# WHAT TO PRODUCE
Return, word for word, every entry in the listing below, but not its images.

------------------------------

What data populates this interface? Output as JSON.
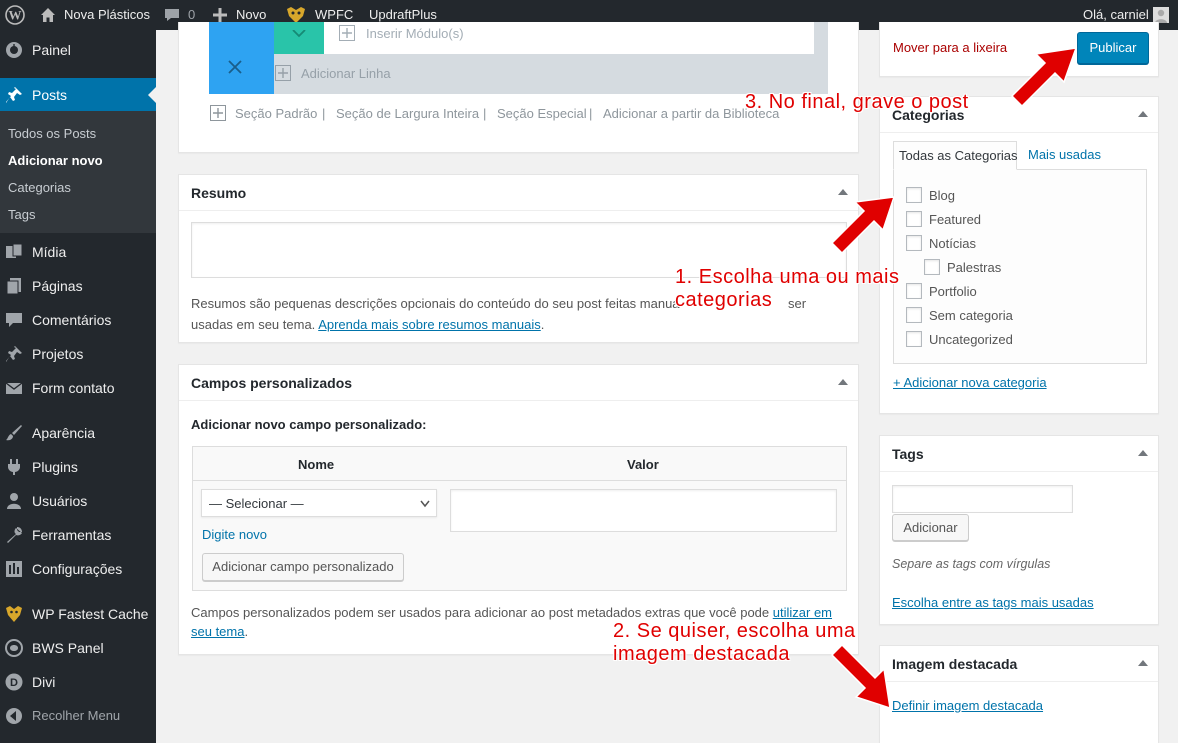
{
  "admin_bar": {
    "site_name": "Nova Plásticos",
    "comments_count": "0",
    "new_label": "Novo",
    "wpfc_label": "WPFC",
    "updraft_label": "UpdraftPlus",
    "greeting": "Olá, carniel"
  },
  "sidebar": {
    "items": [
      {
        "label": "Painel",
        "icon": "dashboard-icon"
      },
      {
        "label": "Posts",
        "icon": "pin-icon"
      },
      {
        "label": "Mídia",
        "icon": "media-icon"
      },
      {
        "label": "Páginas",
        "icon": "pages-icon"
      },
      {
        "label": "Comentários",
        "icon": "comment-icon"
      },
      {
        "label": "Projetos",
        "icon": "pin-icon"
      },
      {
        "label": "Form contato",
        "icon": "mail-icon"
      },
      {
        "label": "Aparência",
        "icon": "brush-icon"
      },
      {
        "label": "Plugins",
        "icon": "plugin-icon"
      },
      {
        "label": "Usuários",
        "icon": "user-icon"
      },
      {
        "label": "Ferramentas",
        "icon": "wrench-icon"
      },
      {
        "label": "Configurações",
        "icon": "settings-icon"
      },
      {
        "label": "WP Fastest Cache",
        "icon": "cheetah-icon"
      },
      {
        "label": "BWS Panel",
        "icon": "bws-icon"
      },
      {
        "label": "Divi",
        "icon": "divi-icon"
      },
      {
        "label": "Recolher Menu",
        "icon": "collapse-icon"
      }
    ],
    "submenu": [
      "Todos os Posts",
      "Adicionar novo",
      "Categorias",
      "Tags"
    ]
  },
  "builder": {
    "insert_module": "Inserir Módulo(s)",
    "add_row": "Adicionar Linha",
    "links": [
      "Seção Padrão",
      "Seção de Largura Inteira",
      "Seção Especial",
      "Adicionar a partir da Biblioteca"
    ],
    "separator": "|"
  },
  "resumo": {
    "title": "Resumo",
    "help_before": "Resumos são pequenas descrições opcionais do conteúdo do seu post feitas manua",
    "help_after": "ser",
    "help_line2": "usadas em seu tema.",
    "help_link": "Aprenda mais sobre resumos manuais",
    "help_end": "."
  },
  "custom_fields": {
    "title": "Campos personalizados",
    "add_new_label": "Adicionar novo campo personalizado:",
    "col_name": "Nome",
    "col_value": "Valor",
    "select_value": "— Selecionar —",
    "enter_new": "Digite novo",
    "add_button": "Adicionar campo personalizado",
    "help_text": "Campos personalizados podem ser usados para adicionar ao post metadados extras que você pode",
    "help_link_1": "utilizar em",
    "help_link_2": "seu tema",
    "help_end": "."
  },
  "publish": {
    "trash_link": "Mover para a lixeira",
    "publish_button": "Publicar"
  },
  "categories": {
    "title": "Categorias",
    "tab_all": "Todas as Categorias",
    "tab_popular": "Mais usadas",
    "items": [
      "Blog",
      "Featured",
      "Notícias",
      "Palestras",
      "Portfolio",
      "Sem categoria",
      "Uncategorized"
    ],
    "add_new": "+ Adicionar nova categoria"
  },
  "tags": {
    "title": "Tags",
    "add_button": "Adicionar",
    "hint": "Separe as tags com vírgulas",
    "choose_link": "Escolha entre as tags mais usadas"
  },
  "featured_image": {
    "title": "Imagem destacada",
    "set_link": "Definir imagem destacada"
  },
  "annotations": {
    "step1_line1": "1. Escolha uma ou mais",
    "step1_line2": "categorias",
    "step2_line1": "2. Se quiser, escolha uma",
    "step2_line2": "imagem destacada",
    "step3": "3. No final, grave o post"
  },
  "colors": {
    "admin_dark": "#23282d",
    "accent_blue": "#0073aa",
    "publish_blue": "#0085ba",
    "teal": "#2ea3f2",
    "annotation_red": "#e00000"
  }
}
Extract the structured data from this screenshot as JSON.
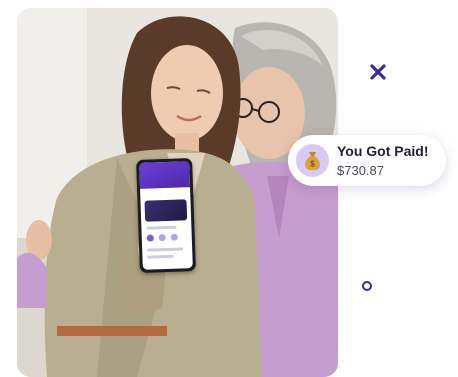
{
  "notification": {
    "icon": "money-bag-icon",
    "title": "You Got Paid!",
    "amount": "$730.87"
  },
  "photo": {
    "subject": "two-women-hugging-with-phone"
  },
  "colors": {
    "accent": "#3d2a9a",
    "icon_bg": "#d7cbf5",
    "icon_fg": "#c08a2a"
  }
}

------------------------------

# RESPONSE TO THE TASK
What data populates this interface? Output as JSON.
{
  "admin_bar": {
    "site_name": "Nova Plásticos",
    "comments_count": "0",
    "new_label": "Novo",
    "wpfc_label": "WPFC",
    "updraft_label": "UpdraftPlus",
    "greeting": "Olá, carniel"
  },
  "sidebar": {
    "items": [
      {
        "label": "Painel",
        "icon": "dashboard-icon"
      },
      {
        "label": "Posts",
        "icon": "pin-icon"
      },
      {
        "label": "Mídia",
        "icon": "media-icon"
      },
      {
        "label": "Páginas",
        "icon": "pages-icon"
      },
      {
        "label": "Comentários",
        "icon": "comment-icon"
      },
      {
        "label": "Projetos",
        "icon": "pin-icon"
      },
      {
        "label": "Form contato",
        "icon": "mail-icon"
      },
      {
        "label": "Aparência",
        "icon": "brush-icon"
      },
      {
        "label": "Plugins",
        "icon": "plugin-icon"
      },
      {
        "label": "Usuários",
        "icon": "user-icon"
      },
      {
        "label": "Ferramentas",
        "icon": "wrench-icon"
      },
      {
        "label": "Configurações",
        "icon": "settings-icon"
      },
      {
        "label": "WP Fastest Cache",
        "icon": "cheetah-icon"
      },
      {
        "label": "BWS Panel",
        "icon": "bws-icon"
      },
      {
        "label": "Divi",
        "icon": "divi-icon"
      },
      {
        "label": "Recolher Menu",
        "icon": "collapse-icon"
      }
    ],
    "submenu": [
      "Todos os Posts",
      "Adicionar novo",
      "Categorias",
      "Tags"
    ]
  },
  "builder": {
    "insert_module": "Inserir Módulo(s)",
    "add_row": "Adicionar Linha",
    "links": [
      "Seção Padrão",
      "Seção de Largura Inteira",
      "Seção Especial",
      "Adicionar a partir da Biblioteca"
    ],
    "separator": "|"
  },
  "resumo": {
    "title": "Resumo",
    "help_before": "Resumos são pequenas descrições opcionais do conteúdo do seu post feitas manua",
    "help_after": "ser",
    "help_line2": "usadas em seu tema.",
    "help_link": "Aprenda mais sobre resumos manuais",
    "help_end": "."
  },
  "custom_fields": {
    "title": "Campos personalizados",
    "add_new_label": "Adicionar novo campo personalizado:",
    "col_name": "Nome",
    "col_value": "Valor",
    "select_value": "— Selecionar —",
    "enter_new": "Digite novo",
    "add_button": "Adicionar campo personalizado",
    "help_text": "Campos personalizados podem ser usados para adicionar ao post metadados extras que você pode",
    "help_link_1": "utilizar em",
    "help_link_2": "seu tema",
    "help_end": "."
  },
  "publish": {
    "trash_link": "Mover para a lixeira",
    "publish_button": "Publicar"
  },
  "categories": {
    "title": "Categorias",
    "tab_all": "Todas as Categorias",
    "tab_popular": "Mais usadas",
    "items": [
      "Blog",
      "Featured",
      "Notícias",
      "Palestras",
      "Portfolio",
      "Sem categoria",
      "Uncategorized"
    ],
    "add_new": "+ Adicionar nova categoria"
  },
  "tags": {
    "title": "Tags",
    "add_button": "Adicionar",
    "hint": "Separe as tags com vírgulas",
    "choose_link": "Escolha entre as tags mais usadas"
  },
  "featured_image": {
    "title": "Imagem destacada",
    "set_link": "Definir imagem destacada"
  },
  "annotations": {
    "step1_line1": "1. Escolha uma ou mais",
    "step1_line2": "categorias",
    "step2_line1": "2. Se quiser, escolha uma",
    "step2_line2": "imagem destacada",
    "step3": "3. No final, grave o post"
  },
  "colors": {
    "admin_dark": "#23282d",
    "accent_blue": "#0073aa",
    "publish_blue": "#0085ba",
    "teal": "#2ea3f2",
    "annotation_red": "#e00000"
  }
}
Extract the structured data from this screenshot as JSON.
{
  "notification": {
    "icon": "money-bag-icon",
    "title": "You Got Paid!",
    "amount": "$730.87"
  },
  "photo": {
    "subject": "two-women-hugging-with-phone"
  },
  "colors": {
    "accent": "#3d2a9a",
    "icon_bg": "#d7cbf5",
    "icon_fg": "#c08a2a"
  }
}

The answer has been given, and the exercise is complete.